Our finding of more than 99% agreement for caesarean versus ‘not caesarean’ is consistent with studies conducted in the 1980s and 1990s in Australia and North America, which observed 98.3% agreement in 356 women3 and 100% agreement in 397 women,1 69 women,2 and 754 women.4 However, these studies did not assess maternal reporting of more specific groupings of mode of delivery. Among the women who reported having had a caesarean section in our study, there were discrepancies between planned and emergency caesarean for 10.7% of women. This is consistent with a recent North American study in which 11% (10/88) of women who were delivered abdominally did not know the indication for their caesarean section.5 Clearly, the definition of emergency caesarean is open to misunderstanding, particularly when it often refers to an ‘in-labour caesarean’ that happens because of failure to progress rather than a more life-threatening event such as severe haemorrhage.
Our large study, which is representative of contemporary UK, confirms that maternal reporting of mode of delivery is highly reliable.
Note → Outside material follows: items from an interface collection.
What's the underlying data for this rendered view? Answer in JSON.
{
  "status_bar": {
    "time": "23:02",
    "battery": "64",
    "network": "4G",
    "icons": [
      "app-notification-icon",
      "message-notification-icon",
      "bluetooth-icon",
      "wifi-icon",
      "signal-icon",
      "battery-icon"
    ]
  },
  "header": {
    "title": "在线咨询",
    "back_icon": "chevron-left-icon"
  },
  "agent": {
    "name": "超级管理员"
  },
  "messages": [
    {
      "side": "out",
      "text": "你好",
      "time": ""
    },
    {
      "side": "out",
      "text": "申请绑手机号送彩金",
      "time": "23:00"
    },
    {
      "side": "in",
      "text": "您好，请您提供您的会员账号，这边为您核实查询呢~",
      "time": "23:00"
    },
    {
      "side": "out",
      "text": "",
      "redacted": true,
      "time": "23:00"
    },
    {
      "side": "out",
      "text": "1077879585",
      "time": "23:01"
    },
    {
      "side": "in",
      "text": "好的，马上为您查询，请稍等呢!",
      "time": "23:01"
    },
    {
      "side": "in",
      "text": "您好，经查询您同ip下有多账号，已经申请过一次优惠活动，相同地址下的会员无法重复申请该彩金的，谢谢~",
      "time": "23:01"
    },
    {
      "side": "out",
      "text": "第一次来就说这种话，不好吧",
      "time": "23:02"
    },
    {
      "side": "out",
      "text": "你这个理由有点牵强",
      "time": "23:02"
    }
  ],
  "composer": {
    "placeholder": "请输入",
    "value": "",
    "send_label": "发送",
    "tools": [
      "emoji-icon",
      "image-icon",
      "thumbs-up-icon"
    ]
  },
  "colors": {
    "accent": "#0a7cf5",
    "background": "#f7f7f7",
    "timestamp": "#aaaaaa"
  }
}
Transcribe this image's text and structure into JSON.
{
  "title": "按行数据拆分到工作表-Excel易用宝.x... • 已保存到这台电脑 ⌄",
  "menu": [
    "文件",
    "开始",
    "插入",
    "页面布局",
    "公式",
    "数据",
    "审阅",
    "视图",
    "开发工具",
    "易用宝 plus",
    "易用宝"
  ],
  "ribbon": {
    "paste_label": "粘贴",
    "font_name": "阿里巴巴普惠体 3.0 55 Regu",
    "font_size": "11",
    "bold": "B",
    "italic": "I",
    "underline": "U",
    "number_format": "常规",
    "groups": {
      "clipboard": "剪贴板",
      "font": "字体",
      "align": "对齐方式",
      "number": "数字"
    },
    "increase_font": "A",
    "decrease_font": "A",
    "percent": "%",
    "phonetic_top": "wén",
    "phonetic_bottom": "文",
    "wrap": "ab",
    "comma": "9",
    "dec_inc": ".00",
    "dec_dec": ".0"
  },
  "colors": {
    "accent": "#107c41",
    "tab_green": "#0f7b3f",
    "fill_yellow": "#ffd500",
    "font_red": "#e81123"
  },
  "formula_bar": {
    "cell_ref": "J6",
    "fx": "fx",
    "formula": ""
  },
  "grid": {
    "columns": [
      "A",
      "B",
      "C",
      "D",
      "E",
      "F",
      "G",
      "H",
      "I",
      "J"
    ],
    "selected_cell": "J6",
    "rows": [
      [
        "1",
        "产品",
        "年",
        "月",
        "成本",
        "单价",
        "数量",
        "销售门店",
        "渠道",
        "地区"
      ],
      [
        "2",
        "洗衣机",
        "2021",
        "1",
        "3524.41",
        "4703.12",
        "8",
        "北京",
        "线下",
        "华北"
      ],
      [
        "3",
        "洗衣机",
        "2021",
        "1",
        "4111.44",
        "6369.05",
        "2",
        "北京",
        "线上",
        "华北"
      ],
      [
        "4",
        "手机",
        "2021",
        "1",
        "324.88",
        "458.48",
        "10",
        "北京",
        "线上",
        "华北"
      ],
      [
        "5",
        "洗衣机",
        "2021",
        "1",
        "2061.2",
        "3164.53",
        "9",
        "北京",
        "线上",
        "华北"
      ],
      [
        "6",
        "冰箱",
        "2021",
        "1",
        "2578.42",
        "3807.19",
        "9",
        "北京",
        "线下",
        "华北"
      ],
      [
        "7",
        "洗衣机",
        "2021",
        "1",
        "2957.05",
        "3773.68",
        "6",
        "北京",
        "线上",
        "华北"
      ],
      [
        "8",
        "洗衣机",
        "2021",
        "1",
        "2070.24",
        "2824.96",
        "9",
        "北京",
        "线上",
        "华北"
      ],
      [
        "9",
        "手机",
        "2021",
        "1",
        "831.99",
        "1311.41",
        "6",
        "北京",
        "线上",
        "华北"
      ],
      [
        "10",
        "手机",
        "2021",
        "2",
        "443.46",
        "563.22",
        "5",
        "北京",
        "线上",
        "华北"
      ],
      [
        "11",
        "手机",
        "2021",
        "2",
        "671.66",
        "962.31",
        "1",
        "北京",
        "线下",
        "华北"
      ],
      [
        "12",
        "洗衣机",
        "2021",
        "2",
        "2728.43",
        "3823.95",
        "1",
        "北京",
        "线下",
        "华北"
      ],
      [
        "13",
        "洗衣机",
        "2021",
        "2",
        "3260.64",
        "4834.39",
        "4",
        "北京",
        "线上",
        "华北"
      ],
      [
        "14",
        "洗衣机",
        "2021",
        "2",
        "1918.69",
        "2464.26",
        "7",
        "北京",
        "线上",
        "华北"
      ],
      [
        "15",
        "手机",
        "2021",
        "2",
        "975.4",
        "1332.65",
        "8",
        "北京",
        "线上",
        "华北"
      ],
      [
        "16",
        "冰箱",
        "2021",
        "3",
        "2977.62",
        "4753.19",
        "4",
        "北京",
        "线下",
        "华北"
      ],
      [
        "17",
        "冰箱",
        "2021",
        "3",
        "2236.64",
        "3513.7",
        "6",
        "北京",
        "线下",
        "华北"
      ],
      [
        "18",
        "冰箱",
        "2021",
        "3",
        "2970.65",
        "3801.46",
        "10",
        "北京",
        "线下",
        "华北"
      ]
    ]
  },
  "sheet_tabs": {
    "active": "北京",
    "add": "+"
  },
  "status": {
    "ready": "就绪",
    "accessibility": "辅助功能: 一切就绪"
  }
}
This is an important finding in the context of clinical staff caring for women and those conducting epidemiological studies. However, in settings that require minimal misclassification between forceps and ventouse or between elective and emergency caesarean section, additional data sources may be needed to ascertain mode of delivery more precisely. Similarly, in settings that are focussing on ethnic minority groups where many women were born outside the UK, additional data sources may also be required. The National Institute for Clinical Excellence guideline on postnatal care recommends that women should be offered an opportunity to talk about their birth experiences and ask questions about the care they received during labour.10 Implementation of this guideline would result in a better understanding and reporting of mode of delivery and other perinatal events.
This work was undertaken by the National Perinatal Epidemiology Unit, which receives funding from the Department of Health. The views expressed in this publication are those of the authors and not necessarily those of the Department of Health.
Conflict of interest